Of course many problems have been identified with the operationalist characterization of such correspondence rules. Perhaps the most significant was initially pointed out in a review of Bridgman 1927 by L. J. Russell appearing in Mind in 1928 (also see chapter 6 of Hempel 1965 and chapter 2 of Suppe 1977); this is the definitional problem associated with multiple operations. If we take Bridgman at his word, and every concept is "synonymous with the corresponding set of operations" (1927, 5, emphasis in original), then every operation defines a different concept. To use an economic example, if we define the macroeconomic theoretical concept of the "price level" in terms of the operations used to measure the U.S. Consumer Price Index (CPI), then we will define a different theoretical concept by the GDP deflator, the Wholesale Price Index, or for that matter the CPI of some other country. We cannot define theoretical concepts in terms of operations unless we are ready to accept multiple theoretical concepts: one for each operation. If we believe that the "price level" means something more than what is measured by the operations used in the construction of one specific price index, then we cannot accept the narrow operationalist definition of such theoretical terms.

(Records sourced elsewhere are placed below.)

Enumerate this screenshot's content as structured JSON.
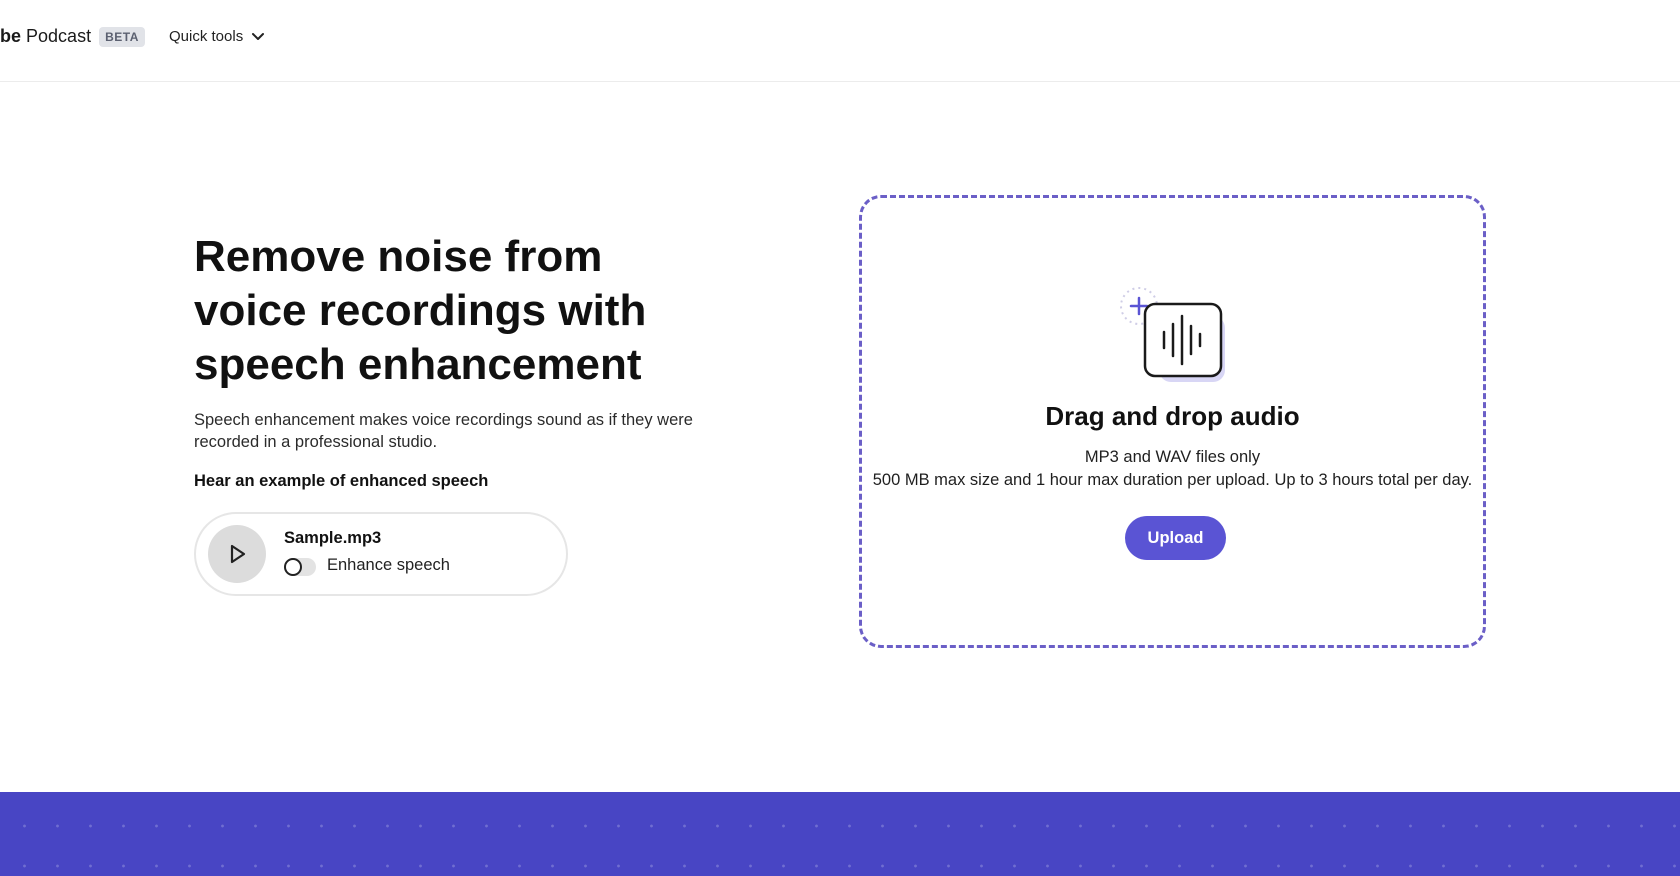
{
  "header": {
    "brand_prefix": "be",
    "brand_name": "Podcast",
    "badge": "BETA",
    "quick_tools_label": "Quick tools"
  },
  "hero": {
    "title": "Remove noise from voice recordings with speech enhancement",
    "description": "Speech enhancement makes voice recordings sound as if they were recorded in a professional studio.",
    "example_label": "Hear an example of enhanced speech"
  },
  "sample": {
    "file_name": "Sample.mp3",
    "toggle_label": "Enhance speech",
    "toggle_on": false
  },
  "dropzone": {
    "title": "Drag and drop audio",
    "formats": "MP3 and WAV files only",
    "limits": "500 MB max size and 1 hour max duration per upload. Up to 3 hours total per day.",
    "upload_label": "Upload"
  },
  "colors": {
    "accent": "#5a54d4",
    "dashed_border": "#6b5fc7",
    "footer_band": "#4845c4"
  },
  "icons": {
    "quick_tools": "chevron-down-icon",
    "play": "play-icon",
    "upload_graphic": "audio-file-plus-icon"
  }
}
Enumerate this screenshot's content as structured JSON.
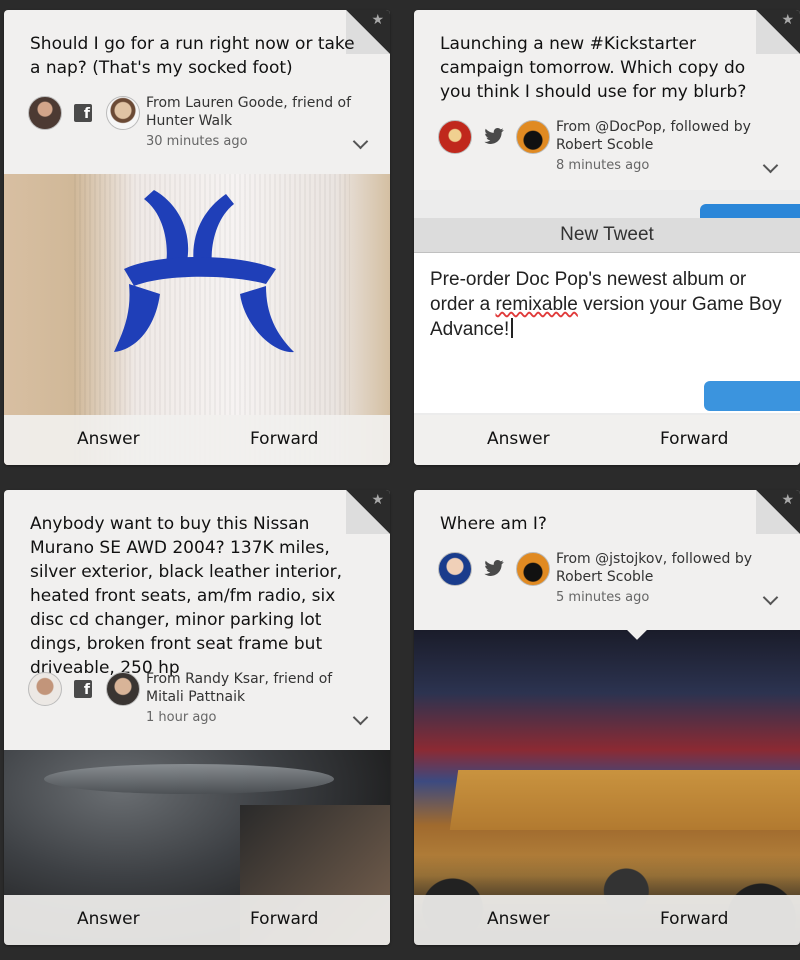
{
  "cards": [
    {
      "question": "Should I go for a run right now or take a nap? (That's my socked foot)",
      "network": "facebook",
      "from_line1": "From Lauren Goode, friend of",
      "from_line2": "Hunter Walk",
      "time": "30 minutes ago",
      "answer_label": "Answer",
      "forward_label": "Forward"
    },
    {
      "question": "Launching a new #Kickstarter campaign tomorrow. Which copy do you think I should use for my blurb?",
      "network": "twitter",
      "from_line1": "From @DocPop, followed by",
      "from_line2": "Robert Scoble",
      "time": "8 minutes ago",
      "answer_label": "Answer",
      "forward_label": "Forward",
      "screenshot": {
        "window_title": "New Tweet",
        "tweet_text_part1": "Pre-order Doc Pop's newest album or order a ",
        "tweet_text_misspelled": "remixable",
        "tweet_text_part2": " version your Game Boy Advance!"
      }
    },
    {
      "question": "Anybody want to buy this Nissan Murano SE AWD 2004? 137K miles, silver exterior, black leather interior, heated front seats, am/fm radio, six disc cd changer, minor parking lot dings, broken front seat frame but driveable, 250 hp",
      "network": "facebook",
      "from_line1": "From Randy Ksar, friend of",
      "from_line2": "Mitali Pattnaik",
      "time": "1 hour ago",
      "answer_label": "Answer",
      "forward_label": "Forward"
    },
    {
      "question": "Where am I?",
      "network": "twitter",
      "from_line1": "From @jstojkov, followed by",
      "from_line2": "Robert Scoble",
      "time": "5 minutes ago",
      "answer_label": "Answer",
      "forward_label": "Forward"
    }
  ],
  "icons": {
    "star": "star-icon",
    "facebook": "facebook-icon",
    "twitter": "twitter-icon",
    "expand": "chevron-down-icon"
  },
  "colors": {
    "background": "#2b2b2b",
    "card": "#f1f0ef",
    "twitter_blue": "#2a86d8",
    "sock_logo_blue": "#1f3fb8"
  }
}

This is certainly not the only problem with the correspondence rule interpretation of operationalism, but it is a significant problem that was recognized very early and never really given an adequate response by the program's various supporters.
Like other aspects of the logical positivist program--the strict distinction between theory and observation, the foundationalist interpretation of the empirical basis, the analytic character of mathematics and logic, and so on--the original interpretation of operationalism was substantially softened by the later logical empiricists. (1) By 1945 Herbert Feigl would say that "concepts which are to be of value...